START The records

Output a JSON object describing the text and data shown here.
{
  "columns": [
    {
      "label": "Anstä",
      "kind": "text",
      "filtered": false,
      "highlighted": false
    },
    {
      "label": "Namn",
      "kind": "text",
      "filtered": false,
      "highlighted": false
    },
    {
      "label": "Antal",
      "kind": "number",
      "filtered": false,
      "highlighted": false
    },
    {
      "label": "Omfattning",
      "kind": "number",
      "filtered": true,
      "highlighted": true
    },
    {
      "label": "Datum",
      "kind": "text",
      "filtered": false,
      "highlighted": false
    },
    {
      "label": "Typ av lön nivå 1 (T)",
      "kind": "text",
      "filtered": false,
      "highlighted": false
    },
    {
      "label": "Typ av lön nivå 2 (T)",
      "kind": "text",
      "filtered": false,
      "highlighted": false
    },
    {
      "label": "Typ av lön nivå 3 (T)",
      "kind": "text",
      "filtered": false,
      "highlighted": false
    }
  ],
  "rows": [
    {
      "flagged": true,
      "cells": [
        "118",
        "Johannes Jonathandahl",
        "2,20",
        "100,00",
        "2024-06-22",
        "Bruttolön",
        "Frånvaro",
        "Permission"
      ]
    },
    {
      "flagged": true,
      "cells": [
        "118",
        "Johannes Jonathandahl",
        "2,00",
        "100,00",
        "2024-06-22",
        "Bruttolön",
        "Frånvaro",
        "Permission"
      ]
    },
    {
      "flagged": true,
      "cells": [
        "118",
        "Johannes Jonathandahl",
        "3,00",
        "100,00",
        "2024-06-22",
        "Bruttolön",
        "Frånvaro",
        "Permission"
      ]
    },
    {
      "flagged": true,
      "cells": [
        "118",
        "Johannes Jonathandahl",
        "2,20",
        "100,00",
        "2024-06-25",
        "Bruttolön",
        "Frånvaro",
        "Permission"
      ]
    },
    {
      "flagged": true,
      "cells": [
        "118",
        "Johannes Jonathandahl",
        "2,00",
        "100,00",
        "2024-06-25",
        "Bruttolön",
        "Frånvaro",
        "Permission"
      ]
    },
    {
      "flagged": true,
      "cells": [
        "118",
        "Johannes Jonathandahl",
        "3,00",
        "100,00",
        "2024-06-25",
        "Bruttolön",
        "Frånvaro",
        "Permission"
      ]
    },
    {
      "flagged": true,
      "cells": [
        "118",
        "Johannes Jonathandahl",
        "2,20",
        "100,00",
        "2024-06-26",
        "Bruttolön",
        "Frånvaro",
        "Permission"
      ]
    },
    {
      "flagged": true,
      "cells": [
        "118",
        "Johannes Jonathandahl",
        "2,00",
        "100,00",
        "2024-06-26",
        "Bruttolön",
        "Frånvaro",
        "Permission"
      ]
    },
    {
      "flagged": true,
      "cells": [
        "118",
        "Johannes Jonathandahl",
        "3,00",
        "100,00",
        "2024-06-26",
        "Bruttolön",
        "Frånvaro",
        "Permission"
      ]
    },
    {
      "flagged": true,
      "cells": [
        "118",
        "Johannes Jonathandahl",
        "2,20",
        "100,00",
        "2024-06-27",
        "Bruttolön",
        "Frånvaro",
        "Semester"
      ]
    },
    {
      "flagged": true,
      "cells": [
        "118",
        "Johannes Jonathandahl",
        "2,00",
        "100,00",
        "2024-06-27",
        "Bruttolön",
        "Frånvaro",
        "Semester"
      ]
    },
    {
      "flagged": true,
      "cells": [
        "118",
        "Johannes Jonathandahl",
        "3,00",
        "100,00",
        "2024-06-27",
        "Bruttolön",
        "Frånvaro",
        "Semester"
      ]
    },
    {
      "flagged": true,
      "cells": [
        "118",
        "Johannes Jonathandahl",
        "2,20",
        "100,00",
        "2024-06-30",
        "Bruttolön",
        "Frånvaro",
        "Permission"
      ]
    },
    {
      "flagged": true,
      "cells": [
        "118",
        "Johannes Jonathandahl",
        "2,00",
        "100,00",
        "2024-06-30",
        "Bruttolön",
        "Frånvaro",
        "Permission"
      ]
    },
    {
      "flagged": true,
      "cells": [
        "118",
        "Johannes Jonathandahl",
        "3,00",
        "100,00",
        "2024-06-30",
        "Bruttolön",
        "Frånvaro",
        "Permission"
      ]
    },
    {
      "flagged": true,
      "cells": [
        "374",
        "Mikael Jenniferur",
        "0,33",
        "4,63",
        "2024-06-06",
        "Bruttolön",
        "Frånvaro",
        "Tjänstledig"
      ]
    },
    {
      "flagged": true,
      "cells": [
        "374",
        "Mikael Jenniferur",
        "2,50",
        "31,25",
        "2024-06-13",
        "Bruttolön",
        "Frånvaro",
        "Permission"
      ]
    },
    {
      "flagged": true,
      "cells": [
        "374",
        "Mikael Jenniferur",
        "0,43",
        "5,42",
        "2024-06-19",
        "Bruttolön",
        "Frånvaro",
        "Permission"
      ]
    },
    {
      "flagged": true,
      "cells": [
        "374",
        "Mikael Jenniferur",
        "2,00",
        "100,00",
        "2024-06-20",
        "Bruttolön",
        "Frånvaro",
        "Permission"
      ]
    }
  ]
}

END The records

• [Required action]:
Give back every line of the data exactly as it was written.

• [Reply to the exercise]:
Output a JSON object describing the text and data shown here.
{
  "columns": [
    {
      "label": "Anstä",
      "kind": "text",
      "filtered": false,
      "highlighted": false
    },
    {
      "label": "Namn",
      "kind": "text",
      "filtered": false,
      "highlighted": false
    },
    {
      "label": "Antal",
      "kind": "number",
      "filtered": false,
      "highlighted": false
    },
    {
      "label": "Omfattning",
      "kind": "number",
      "filtered": true,
      "highlighted": true
    },
    {
      "label": "Datum",
      "kind": "text",
      "filtered": false,
      "highlighted": false
    },
    {
      "label": "Typ av lön nivå 1 (T)",
      "kind": "text",
      "filtered": false,
      "highlighted": false
    },
    {
      "label": "Typ av lön nivå 2 (T)",
      "kind": "text",
      "filtered": false,
      "highlighted": false
    },
    {
      "label": "Typ av lön nivå 3 (T)",
      "kind": "text",
      "filtered": false,
      "highlighted": false
    }
  ],
  "rows": [
    {
      "flagged": true,
      "cells": [
        "118",
        "Johannes Jonathandahl",
        "2,20",
        "100,00",
        "2024-06-22",
        "Bruttolön",
        "Frånvaro",
        "Permission"
      ]
    },
    {
      "flagged": true,
      "cells": [
        "118",
        "Johannes Jonathandahl",
        "2,00",
        "100,00",
        "2024-06-22",
        "Bruttolön",
        "Frånvaro",
        "Permission"
      ]
    },
    {
      "flagged": true,
      "cells": [
        "118",
        "Johannes Jonathandahl",
        "3,00",
        "100,00",
        "2024-06-22",
        "Bruttolön",
        "Frånvaro",
        "Permission"
      ]
    },
    {
      "flagged": true,
      "cells": [
        "118",
        "Johannes Jonathandahl",
        "2,20",
        "100,00",
        "2024-06-25",
        "Bruttolön",
        "Frånvaro",
        "Permission"
      ]
    },
    {
      "flagged": true,
      "cells": [
        "118",
        "Johannes Jonathandahl",
        "2,00",
        "100,00",
        "2024-06-25",
        "Bruttolön",
        "Frånvaro",
        "Permission"
      ]
    },
    {
      "flagged": true,
      "cells": [
        "118",
        "Johannes Jonathandahl",
        "3,00",
        "100,00",
        "2024-06-25",
        "Bruttolön",
        "Frånvaro",
        "Permission"
      ]
    },
    {
      "flagged": true,
      "cells": [
        "118",
        "Johannes Jonathandahl",
        "2,20",
        "100,00",
        "2024-06-26",
        "Bruttolön",
        "Frånvaro",
        "Permission"
      ]
    },
    {
      "flagged": true,
      "cells": [
        "118",
        "Johannes Jonathandahl",
        "2,00",
        "100,00",
        "2024-06-26",
        "Bruttolön",
        "Frånvaro",
        "Permission"
      ]
    },
    {
      "flagged": true,
      "cells": [
        "118",
        "Johannes Jonathandahl",
        "3,00",
        "100,00",
        "2024-06-26",
        "Bruttolön",
        "Frånvaro",
        "Permission"
      ]
    },
    {
      "flagged": true,
      "cells": [
        "118",
        "Johannes Jonathandahl",
        "2,20",
        "100,00",
        "2024-06-27",
        "Bruttolön",
        "Frånvaro",
        "Semester"
      ]
    },
    {
      "flagged": true,
      "cells": [
        "118",
        "Johannes Jonathandahl",
        "2,00",
        "100,00",
        "2024-06-27",
        "Bruttolön",
        "Frånvaro",
        "Semester"
      ]
    },
    {
      "flagged": true,
      "cells": [
        "118",
        "Johannes Jonathandahl",
        "3,00",
        "100,00",
        "2024-06-27",
        "Bruttolön",
        "Frånvaro",
        "Semester"
      ]
    },
    {
      "flagged": true,
      "cells": [
        "118",
        "Johannes Jonathandahl",
        "2,20",
        "100,00",
        "2024-06-30",
        "Bruttolön",
        "Frånvaro",
        "Permission"
      ]
    },
    {
      "flagged": true,
      "cells": [
        "118",
        "Johannes Jonathandahl",
        "2,00",
        "100,00",
        "2024-06-30",
        "Bruttolön",
        "Frånvaro",
        "Permission"
      ]
    },
    {
      "flagged": true,
      "cells": [
        "118",
        "Johannes Jonathandahl",
        "3,00",
        "100,00",
        "2024-06-30",
        "Bruttolön",
        "Frånvaro",
        "Permission"
      ]
    },
    {
      "flagged": true,
      "cells": [
        "374",
        "Mikael Jenniferur",
        "0,33",
        "4,63",
        "2024-06-06",
        "Bruttolön",
        "Frånvaro",
        "Tjänstledig"
      ]
    },
    {
      "flagged": true,
      "cells": [
        "374",
        "Mikael Jenniferur",
        "2,50",
        "31,25",
        "2024-06-13",
        "Bruttolön",
        "Frånvaro",
        "Permission"
      ]
    },
    {
      "flagged": true,
      "cells": [
        "374",
        "Mikael Jenniferur",
        "0,43",
        "5,42",
        "2024-06-19",
        "Bruttolön",
        "Frånvaro",
        "Permission"
      ]
    },
    {
      "flagged": true,
      "cells": [
        "374",
        "Mikael Jenniferur",
        "2,00",
        "100,00",
        "2024-06-20",
        "Bruttolön",
        "Frånvaro",
        "Permission"
      ]
    }
  ]
}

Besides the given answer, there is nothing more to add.